I have removed the search box because it was not working but the search box in the title bar seems to.

Monday, 3 December 2012

BBC – Turner Prize

 There must be thousands of Brits who watched the announcement of this year’s Turner Prize with profound gratification and contentment, perhaps many thousands. Let us start with the winner, whatshername, who, having achieved this apotheosis, must be pleased not only with the cash but with the vindication of her lifelong struggle against the philistines who had hitherto neglected her genius and creativity. The Art Establishment must also be thrilled by the public recognition of the importance of Art, of Society’s implicit embrace of Art’s place in our world. The bureaucrats who administer this award, the journalists who announce it, the commentators who grace our TVs to give us the benefit of their opinions and next year’s hopefuls must be enormously relieved that at least the BBC has endorsed this fabulously important event.
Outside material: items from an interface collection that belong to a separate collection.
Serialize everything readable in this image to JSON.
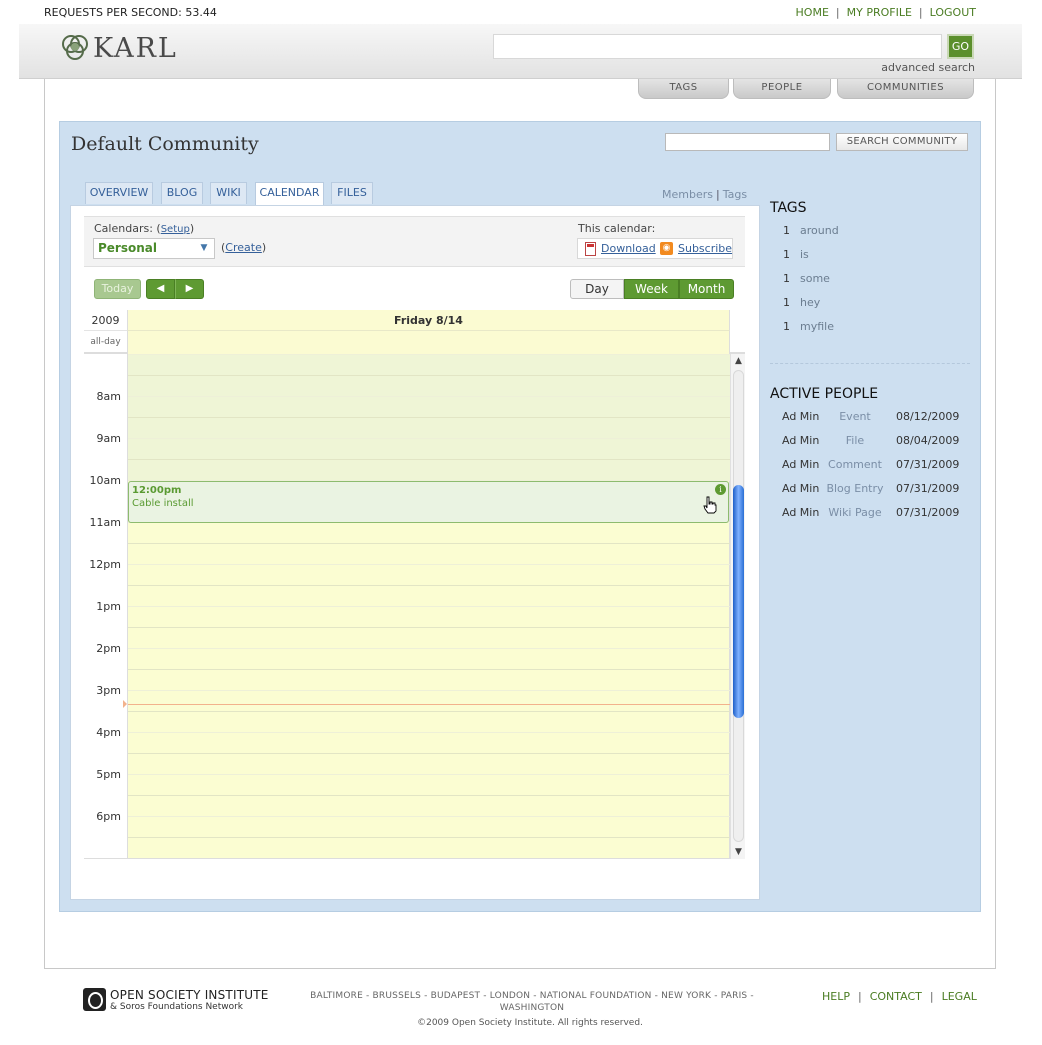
{
  "topbar": {
    "rps_label": "REQUESTS PER SECOND: 53.44",
    "nav": [
      "HOME",
      "MY PROFILE",
      "LOGOUT"
    ]
  },
  "header": {
    "logo_text": "KARL",
    "search_value": "",
    "go_label": "GO",
    "advanced_search": "advanced search",
    "tabs": [
      "TAGS",
      "PEOPLE",
      "COMMUNITIES"
    ]
  },
  "community": {
    "title": "Default Community",
    "search_value": "",
    "search_button": "SEARCH COMMUNITY",
    "tabs": [
      "OVERVIEW",
      "BLOG",
      "WIKI",
      "CALENDAR",
      "FILES"
    ],
    "active_tab": "CALENDAR",
    "members": "Members",
    "tags": "Tags"
  },
  "calendar_toolbar": {
    "calendars_label": "Calendars:",
    "setup": "Setup",
    "selected_calendar": "Personal",
    "create": "Create",
    "this_calendar": "This calendar:",
    "download": "Download",
    "subscribe": "Subscribe",
    "today": "Today",
    "views": [
      "Day",
      "Week",
      "Month"
    ],
    "active_view": "Day"
  },
  "calendar_grid": {
    "year": "2009",
    "allday": "all-day",
    "day_heading": "Friday 8/14",
    "hours": [
      "8am",
      "9am",
      "10am",
      "11am",
      "12pm",
      "1pm",
      "2pm",
      "3pm",
      "4pm",
      "5pm",
      "6pm"
    ],
    "event": {
      "time": "12:00pm",
      "title": "Cable install",
      "info_glyph": "i"
    }
  },
  "tags": {
    "title": "TAGS",
    "items": [
      {
        "count": "1",
        "name": "around"
      },
      {
        "count": "1",
        "name": "is"
      },
      {
        "count": "1",
        "name": "some"
      },
      {
        "count": "1",
        "name": "hey"
      },
      {
        "count": "1",
        "name": "myfile"
      }
    ]
  },
  "active_people": {
    "title": "ACTIVE PEOPLE",
    "rows": [
      {
        "name": "Ad Min",
        "type": "Event",
        "date": "08/12/2009"
      },
      {
        "name": "Ad Min",
        "type": "File",
        "date": "08/04/2009"
      },
      {
        "name": "Ad Min",
        "type": "Comment",
        "date": "07/31/2009"
      },
      {
        "name": "Ad Min",
        "type": "Blog Entry",
        "date": "07/31/2009"
      },
      {
        "name": "Ad Min",
        "type": "Wiki Page",
        "date": "07/31/2009"
      }
    ]
  },
  "footer": {
    "org_name": "OPEN SOCIETY INSTITUTE",
    "org_sub": "& Soros Foundations Network",
    "cities": "BALTIMORE - BRUSSELS - BUDAPEST - LONDON - NATIONAL FOUNDATION - NEW YORK - PARIS - WASHINGTON",
    "links": [
      "HELP",
      "CONTACT",
      "LEGAL"
    ],
    "copyright": "©2009 Open Society Institute. All rights reserved."
  },
  "colors": {
    "accent_green": "#5e9a32",
    "link_blue": "#35609a",
    "community_bg": "#cddff0",
    "day_bg": "#fbfdd2"
  }
}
Not me!

Beauty, Imagination, and Truth (not to mention talent and skill) were entirely absent from this dreary video compilation. Indeed, it seems to me that to exclude all the above is patently a prerequisite for all aspiring contenders.

Of course, it may be my peculiar blindness that prevents me from rejoicing in this award, as it has with respect to all the others I can remember. It is, undoubtedly, a blindness I share with 95%+ of my fellow Brits.

My beloved readers will perhaps remember snotty remarks I have made about Democracy, a system whereby the electorate is encouraged to vote for their narrow short-term interests. Damn them (the electorate, not my readers) for doing so – actually they damn themselves, their children and generations unborn by doing so.

My majority is not, insofar as public endowments of the arts are concerned, narrow and short-sighted in their view. They simply do not give a s**t. But, if you were to draw their attention to the £tax spent on this idiocy, I wager that they would be nauseated. Public money spent on Art is trivial, compared to public money spent on “education”; and does less harm. And yet, take their cash and spend it on this rubbish and there will be hardly one in a thousand who does not retch at the thought.

Some will compare money spent on “high-brow” stuff with that spent on football or pop music. I welcome the comparison. I never go to pop concerts or football matches and I may deplore your taste if you do. Call me a snob if you like; I can take it.

Nobody is forced to go to a Manchester or Liverpool Derby. Nobody is compelled to buy a Lady Ga-ga album. Taxes are taken from all of us to fund the Arts Council and Covent Garden.

Sir Humphrey is the truest representative of our political masters in recent fiction. Jim Hacker is his tool. Mrs Thatcher was the greatest fan of “Yes, Minister”; and yet, when the f**king PM allowed that this programme revealed more political reality than the chattering classes ever do, who noticed?

No comments:

Post a Comment